Lawrence Yu of the FDA spoke on the challenges and opportunities for BCS-based biowaiver extensions. He observed that using literature data was not found to provide adequate support for regulatory requirements. Yu stated that there were many possible ways to extend the BCS biowaiver. The first was to change the current solubility range from pH 1.2-7.4 to pH 1.2 ­ 6.8. The second was to look at 500 mL as the average volume for the small intestine; therefore the 250 mL may be replaced by 500mL for solubility determinations. The third extension may be to drop the permeability level from 90% absorbed to 85%. The fourth possibility was to use the acceptable Class 1 dissolution rates for Class 2 with the use of surfactants or 6.8 pH buffer. The fifth extension was to look at Class 3 and apply the dissolution rate of 85% in 15 minutes for all three media. With Class 3 the issue of transporters was discussed along with excipient effects.

Hans Junginger of Leiden University spoke about the pilot project of the FIP BCS Special Interest Group Database called the International Biopharmaceutical Classification Data Base (IBCDAB). This project was undertaken because there is a need for BCS data of active substances and their finished products to be available in the public domain.
Arthur Straughn of the University of Tennessee presented the results of a FDA study performed to evaluate the potential for bioinequivalence between AB rated BCS Class 1 generic formulations under fed conditions. The conclusions were that food did not effect BE of the formulations tested, that a biowaiver would seem rationale for Class 1 drugs, and there was preliminary evidence for Class 3 biowaivers.

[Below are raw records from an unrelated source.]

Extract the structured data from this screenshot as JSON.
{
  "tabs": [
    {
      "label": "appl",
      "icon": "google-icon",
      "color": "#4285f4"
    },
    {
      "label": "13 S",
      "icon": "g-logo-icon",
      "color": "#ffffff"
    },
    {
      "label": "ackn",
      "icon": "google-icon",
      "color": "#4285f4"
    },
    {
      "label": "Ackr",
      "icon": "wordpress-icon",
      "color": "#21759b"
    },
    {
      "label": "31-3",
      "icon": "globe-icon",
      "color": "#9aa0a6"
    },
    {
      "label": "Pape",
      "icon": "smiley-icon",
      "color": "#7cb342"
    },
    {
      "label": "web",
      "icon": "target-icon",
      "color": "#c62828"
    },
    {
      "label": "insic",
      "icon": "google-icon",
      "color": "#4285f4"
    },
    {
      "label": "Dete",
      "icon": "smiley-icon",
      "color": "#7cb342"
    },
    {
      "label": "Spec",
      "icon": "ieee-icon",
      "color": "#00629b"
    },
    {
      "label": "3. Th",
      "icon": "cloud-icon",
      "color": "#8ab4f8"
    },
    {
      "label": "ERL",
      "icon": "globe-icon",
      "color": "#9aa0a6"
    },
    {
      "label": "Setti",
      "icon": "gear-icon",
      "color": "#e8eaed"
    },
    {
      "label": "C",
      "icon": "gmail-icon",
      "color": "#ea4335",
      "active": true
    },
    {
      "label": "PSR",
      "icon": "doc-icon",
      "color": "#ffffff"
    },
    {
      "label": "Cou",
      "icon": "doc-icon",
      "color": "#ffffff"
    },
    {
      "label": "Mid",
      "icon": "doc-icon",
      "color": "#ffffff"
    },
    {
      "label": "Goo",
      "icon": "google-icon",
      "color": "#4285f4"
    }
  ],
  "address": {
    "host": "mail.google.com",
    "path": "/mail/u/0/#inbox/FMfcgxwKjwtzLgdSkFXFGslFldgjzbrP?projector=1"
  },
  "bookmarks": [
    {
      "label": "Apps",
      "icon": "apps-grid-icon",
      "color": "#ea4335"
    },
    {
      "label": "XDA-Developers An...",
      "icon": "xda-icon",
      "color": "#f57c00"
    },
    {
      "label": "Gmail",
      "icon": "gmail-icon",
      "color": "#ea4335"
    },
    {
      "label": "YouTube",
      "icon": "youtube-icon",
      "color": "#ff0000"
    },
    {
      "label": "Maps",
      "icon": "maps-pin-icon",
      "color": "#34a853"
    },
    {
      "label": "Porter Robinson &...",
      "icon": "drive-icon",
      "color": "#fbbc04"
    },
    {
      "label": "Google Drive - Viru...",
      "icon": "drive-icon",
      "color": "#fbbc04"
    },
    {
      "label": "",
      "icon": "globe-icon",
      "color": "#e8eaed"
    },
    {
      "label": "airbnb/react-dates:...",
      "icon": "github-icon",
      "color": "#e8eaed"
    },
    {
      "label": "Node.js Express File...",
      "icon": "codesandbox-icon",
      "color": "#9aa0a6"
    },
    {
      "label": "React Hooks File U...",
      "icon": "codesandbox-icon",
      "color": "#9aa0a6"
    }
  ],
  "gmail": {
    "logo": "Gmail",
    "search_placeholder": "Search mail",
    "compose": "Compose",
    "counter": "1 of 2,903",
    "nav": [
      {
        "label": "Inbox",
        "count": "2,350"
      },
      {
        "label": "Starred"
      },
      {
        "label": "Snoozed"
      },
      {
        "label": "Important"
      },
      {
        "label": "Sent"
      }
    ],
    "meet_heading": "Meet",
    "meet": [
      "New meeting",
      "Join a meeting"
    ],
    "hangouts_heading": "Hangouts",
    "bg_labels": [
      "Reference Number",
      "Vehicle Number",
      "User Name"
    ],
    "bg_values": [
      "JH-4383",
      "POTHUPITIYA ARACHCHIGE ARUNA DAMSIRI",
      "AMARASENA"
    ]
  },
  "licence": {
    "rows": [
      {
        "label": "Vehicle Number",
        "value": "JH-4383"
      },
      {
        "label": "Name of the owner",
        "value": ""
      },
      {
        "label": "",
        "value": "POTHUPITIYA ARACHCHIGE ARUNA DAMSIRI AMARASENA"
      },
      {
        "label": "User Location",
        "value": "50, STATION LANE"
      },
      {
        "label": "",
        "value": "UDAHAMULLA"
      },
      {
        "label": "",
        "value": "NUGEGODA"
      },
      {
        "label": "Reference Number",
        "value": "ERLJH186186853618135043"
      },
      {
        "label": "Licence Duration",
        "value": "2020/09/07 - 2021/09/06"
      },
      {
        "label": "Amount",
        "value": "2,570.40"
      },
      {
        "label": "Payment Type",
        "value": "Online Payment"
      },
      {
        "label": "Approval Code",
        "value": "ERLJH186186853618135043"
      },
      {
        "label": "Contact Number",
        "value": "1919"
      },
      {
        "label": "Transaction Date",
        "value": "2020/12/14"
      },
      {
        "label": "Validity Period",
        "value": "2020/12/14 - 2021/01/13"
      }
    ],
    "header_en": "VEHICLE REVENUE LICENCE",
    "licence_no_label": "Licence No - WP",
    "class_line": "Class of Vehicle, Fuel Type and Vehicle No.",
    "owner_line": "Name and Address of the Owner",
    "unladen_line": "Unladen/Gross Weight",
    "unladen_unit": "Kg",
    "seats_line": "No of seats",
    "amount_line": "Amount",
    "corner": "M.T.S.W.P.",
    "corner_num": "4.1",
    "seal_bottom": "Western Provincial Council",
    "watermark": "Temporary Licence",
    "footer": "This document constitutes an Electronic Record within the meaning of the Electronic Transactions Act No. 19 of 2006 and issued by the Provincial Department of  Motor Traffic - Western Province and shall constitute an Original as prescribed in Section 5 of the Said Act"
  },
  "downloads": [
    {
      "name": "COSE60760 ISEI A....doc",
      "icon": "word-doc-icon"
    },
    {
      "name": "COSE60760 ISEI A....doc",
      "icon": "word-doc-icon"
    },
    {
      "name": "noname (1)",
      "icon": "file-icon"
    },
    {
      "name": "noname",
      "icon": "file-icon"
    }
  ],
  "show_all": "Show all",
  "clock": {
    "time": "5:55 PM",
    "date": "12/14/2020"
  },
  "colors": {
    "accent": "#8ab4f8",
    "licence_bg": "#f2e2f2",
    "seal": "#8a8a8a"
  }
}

Dale Conner of the FDA reported that the draft guidance for food effects was available for comment. The guidance allows for BCS biowaivers for fed studies. The guidance will be official in the near future.

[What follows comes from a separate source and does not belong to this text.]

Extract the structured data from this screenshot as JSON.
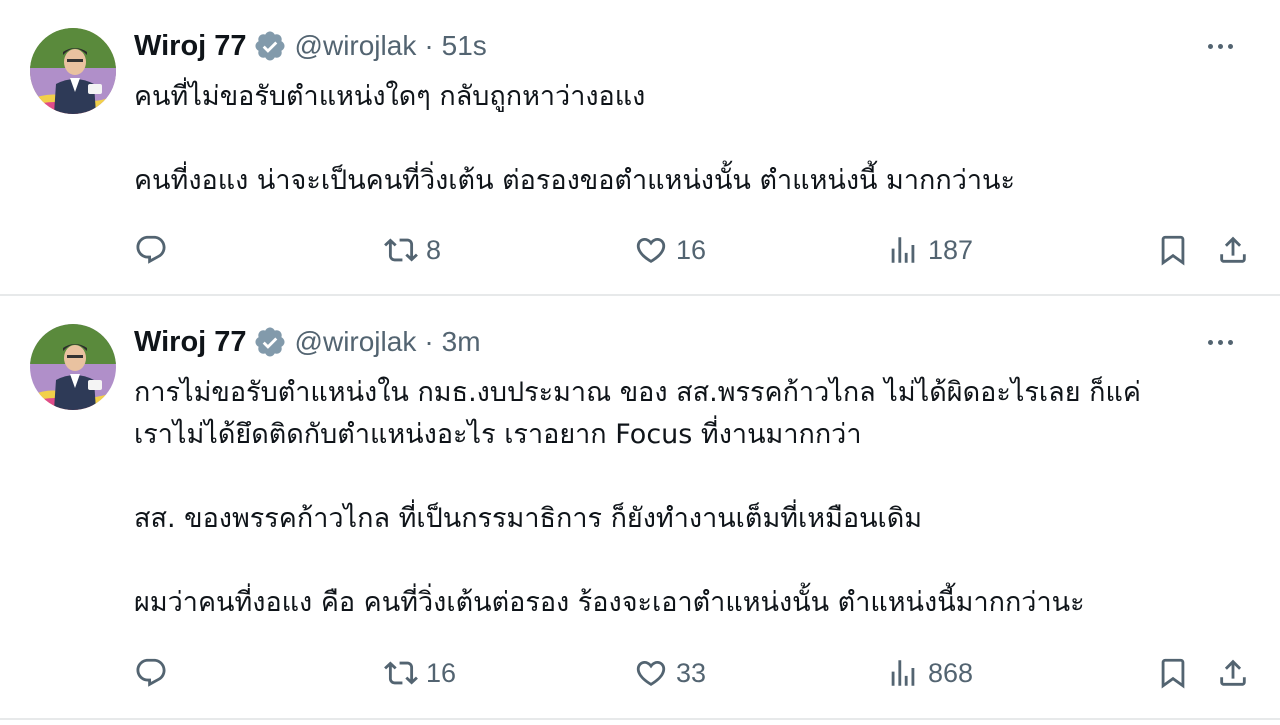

The breakout sessions with the summaries can be found on the AAPS website (www. aaps.org) under meetings ­ past meetings and summaries. The key break out session on the subject of dissolution was the session entitled Solubility Classification and Dissolution Classification. One major issue raised in this session was that applying the F2 calculation was difficult. The suggestions were to raise or eliminate the CV requirement, put in a two point spec-15 and 30 minutes, or that F2 only applies if the time goes out to 45 or 60 minutes. The extension of the time for the Class 1 requirement to 45 or 60 minutes for the pH 6.8 buffer was suggested. Another suggestion was to raise the volume in the solubility studies from 250 mL to 500 mL for pH 4.5 and pH 6.8. An issue with much support was to allow the paddle speed to be increased to 75 rpm when coning was present.

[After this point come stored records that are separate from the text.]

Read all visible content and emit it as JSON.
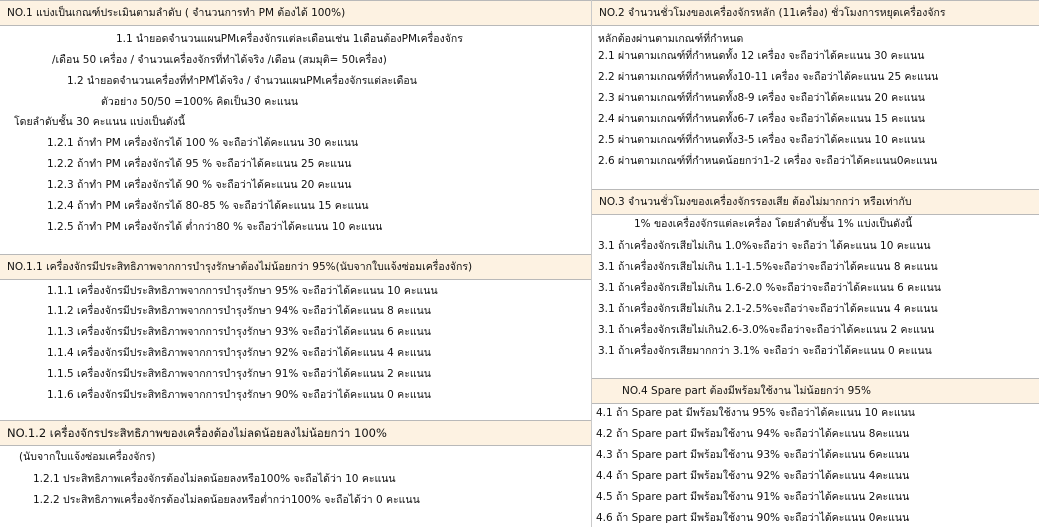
{
  "left": {
    "s1": {
      "header": "NO.1 แบ่งเป็นเกณฑ์ประเมินตามลำดับ ( จำนวนการทำ PM ต้องได้ 100%)",
      "lines": [
        "1.1 นำยอดจำนวนแผนPMเครื่องจักรแต่ละเดือนเช่น 1เดือนต้องPMเครื่องจักร",
        "/เดือน  50 เครื่อง /  จำนวนเครื่องจักรที่ทำได้จริง /เดือน  (สมมุติ= 50เครื่อง)",
        "1.2 นำยอดจำนวนเครื่องที่ทำPMได้จริง / จำนวนแผนPMเครื่องจักรแต่ละเดือน",
        "ตัวอย่าง  50/50 =100% คิดเป็น30 คะแนน",
        "โดยลำดับชั้น 30 คะแนน แบ่งเป็นดังนี้",
        "1.2.1 ถ้าทำ PM เครื่องจักรได้ 100 % จะถือว่าได้คะแนน 30 คะแนน",
        "1.2.2 ถ้าทำ PM เครื่องจักรได้ 95 % จะถือว่าได้คะแนน 25 คะแนน",
        "1.2.3 ถ้าทำ PM เครื่องจักรได้ 90 % จะถือว่าได้คะแนน 20 คะแนน",
        "1.2.4 ถ้าทำ PM เครื่องจักรได้ 80-85 % จะถือว่าได้คะแนน 15 คะแนน",
        "1.2.5 ถ้าทำ PM เครื่องจักรได้ ต่ำกว่า80 % จะถือว่าได้คะแนน 10 คะแนน"
      ]
    },
    "s2": {
      "header": "NO.1.1 เครื่องจักรมีประสิทธิภาพจากการบำรุงรักษาต้องไม่น้อยกว่า 95%(นับจากใบแจ้งซ่อมเครื่องจักร)",
      "lines": [
        "1.1.1 เครื่องจักรมีประสิทธิภาพจากการบำรุงรักษา 95% จะถือว่าได้คะแนน  10 คะแนน",
        "1.1.2 เครื่องจักรมีประสิทธิภาพจากการบำรุงรักษา 94% จะถือว่าได้คะแนน     8 คะแนน",
        "1.1.3 เครื่องจักรมีประสิทธิภาพจากการบำรุงรักษา 93% จะถือว่าได้คะแนน     6 คะแนน",
        "1.1.4 เครื่องจักรมีประสิทธิภาพจากการบำรุงรักษา 92% จะถือว่าได้คะแนน     4 คะแนน",
        "1.1.5 เครื่องจักรมีประสิทธิภาพจากการบำรุงรักษา 91% จะถือว่าได้คะแนน     2 คะแนน",
        "1.1.6 เครื่องจักรมีประสิทธิภาพจากการบำรุงรักษา 90% จะถือว่าได้คะแนน     0 คะแนน"
      ]
    },
    "s3": {
      "header": "NO.1.2 เครื่องจักรประสิทธิภาพของเครื่องต้องไม่ลดน้อยลงไม่น้อยกว่า 100%",
      "lines": [
        "(นับจากใบแจ้งซ่อมเครื่องจักร)",
        "1.2.1 ประสิทธิภาพเครื่องจักรต้องไม่ลดน้อยลงหรือ100% จะถือได้ว่า 10 คะแนน",
        "1.2.2 ประสิทธิภาพเครื่องจักรต้องไม่ลดน้อยลงหรือต่ำกว่า100% จะถือได้ว่า 0 คะแนน"
      ]
    }
  },
  "right": {
    "s1": {
      "header": "NO.2 จำนวนชั่วโมงของเครื่องจักรหลัก (11เครื่อง) ชั่วโมงการหยุดเครื่องจักร",
      "lines": [
        "หลักต้องผ่านตามเกณฑ์ที่กำหนด",
        "2.1 ผ่านตามเกณฑ์ที่กำหนดทั้ง  12  เครื่อง จะถือว่าได้คะแนน    30 คะแนน",
        "2.2 ผ่านตามเกณฑ์ที่กำหนดทั้ง10-11 เครื่อง จะถือว่าได้คะแนน 25 คะแนน",
        "2.3 ผ่านตามเกณฑ์ที่กำหนดทั้ง8-9  เครื่อง จะถือว่าได้คะแนน     20  คะแนน",
        "2.4 ผ่านตามเกณฑ์ที่กำหนดทั้ง6-7  เครื่อง จะถือว่าได้คะแนน     15  คะแนน",
        "2.5 ผ่านตามเกณฑ์ที่กำหนดทั้ง3-5  เครื่อง จะถือว่าได้คะแนน     10  คะแนน",
        "2.6 ผ่านตามเกณฑ์ที่กำหนดน้อยกว่า1-2  เครื่อง จะถือว่าได้คะแนน0คะแนน"
      ]
    },
    "s2": {
      "header": "NO.3 จำนวนชั่วโมงของเครื่องจักรรองเสีย ต้องไม่มากกว่า หรือเท่ากับ",
      "lines": [
        "1% ของเครื่องจักรแต่ละเครื่อง   โดยลำดับชั้น 1%  แบ่งเป็นดังนี้",
        "3.1 ถ้าเครื่องจักรเสียไม่เกิน 1.0%จะถือว่า  จะถือว่า      ได้คะแนน 10 คะแนน",
        "3.1 ถ้าเครื่องจักรเสียไม่เกิน 1.1-1.5%จะถือว่าจะถือว่าได้คะแนน  8 คะแนน",
        "3.1 ถ้าเครื่องจักรเสียไม่เกิน 1.6-2.0 %จะถือว่าจะถือว่าได้คะแนน 6 คะแนน",
        "3.1 ถ้าเครื่องจักรเสียไม่เกิน 2.1-2.5%จะถือว่าจะถือว่าได้คะแนน  4 คะแนน",
        "3.1 ถ้าเครื่องจักรเสียไม่เกิน2.6-3.0%จะถือว่าจะถือว่าได้คะแนน   2 คะแนน",
        "3.1 ถ้าเครื่องจักรเสียมากกว่า 3.1%  จะถือว่า จะถือว่าได้คะแนน  0  คะแนน"
      ]
    },
    "s3": {
      "header": "NO.4 Spare part ต้องมีพร้อมใช้งาน ไม่น้อยกว่า 95%",
      "lines": [
        "4.1 ถ้า Spare pat มีพร้อมใช้งาน 95%   จะถือว่าได้คะแนน 10 คะแนน",
        "4.2 ถ้า Spare part มีพร้อมใช้งาน 94% จะถือว่าได้คะแนน 8คะแนน",
        "4.3 ถ้า Spare part มีพร้อมใช้งาน 93% จะถือว่าได้คะแนน 6คะแนน",
        "4.4 ถ้า Spare part มีพร้อมใช้งาน 92% จะถือว่าได้คะแนน 4คะแนน",
        "4.5 ถ้า Spare part มีพร้อมใช้งาน 91% จะถือว่าได้คะแนน 2คะแนน",
        "4.6 ถ้า Spare part มีพร้อมใช้งาน 90% จะถือว่าได้คะแนน 0คะแนน"
      ]
    }
  }
}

Lawrence Yu ended the meeting summarizing the proceedings and the next steps. There were extensions to be considered for Class 3 and Class 2, the 90 % absorption level may be lowered, biowaivers may be in place for fed studies for Class 1, concerns on the method suitability of the permeability classification will be addressed, mechanistic causes for a BE failures in Class 3 will be studied, and changes to the solubility range and volumes will be considered.

Some of the presentations of this workshop can also be found at the AAPS website. This information will be available for only three months. There is also another way to view the proceedings of the workshop at the AAPS website. Go to Education, then Distance learning and under this workshop title the presentations with overlay of the speakers voices are available for all the talks of the workshop. This is an excellent way to get the full information of the meeting. You must be an AAPS member to get to this information.